_WORK INSTRUCTION_
The data below should be copied over with complete accuracy.

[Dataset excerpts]
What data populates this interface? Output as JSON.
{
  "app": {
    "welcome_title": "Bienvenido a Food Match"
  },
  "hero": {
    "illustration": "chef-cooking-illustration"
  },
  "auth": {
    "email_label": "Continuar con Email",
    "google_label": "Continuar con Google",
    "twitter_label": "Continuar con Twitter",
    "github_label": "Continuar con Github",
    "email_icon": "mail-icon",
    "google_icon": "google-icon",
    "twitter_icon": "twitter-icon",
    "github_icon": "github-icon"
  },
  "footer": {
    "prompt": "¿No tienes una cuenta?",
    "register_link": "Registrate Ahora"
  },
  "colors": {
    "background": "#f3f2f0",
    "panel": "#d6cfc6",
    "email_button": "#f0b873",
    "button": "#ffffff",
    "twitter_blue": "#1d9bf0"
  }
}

_SOLUTION_
What data populates this interface? Output as JSON.
{
  "app": {
    "welcome_title": "Bienvenido a Food Match"
  },
  "hero": {
    "illustration": "chef-cooking-illustration"
  },
  "auth": {
    "email_label": "Continuar con Email",
    "google_label": "Continuar con Google",
    "twitter_label": "Continuar con Twitter",
    "github_label": "Continuar con Github",
    "email_icon": "mail-icon",
    "google_icon": "google-icon",
    "twitter_icon": "twitter-icon",
    "github_icon": "github-icon"
  },
  "footer": {
    "prompt": "¿No tienes una cuenta?",
    "register_link": "Registrate Ahora"
  },
  "colors": {
    "background": "#f3f2f0",
    "panel": "#d6cfc6",
    "email_button": "#f0b873",
    "button": "#ffffff",
    "twitter_blue": "#1d9bf0"
  }
}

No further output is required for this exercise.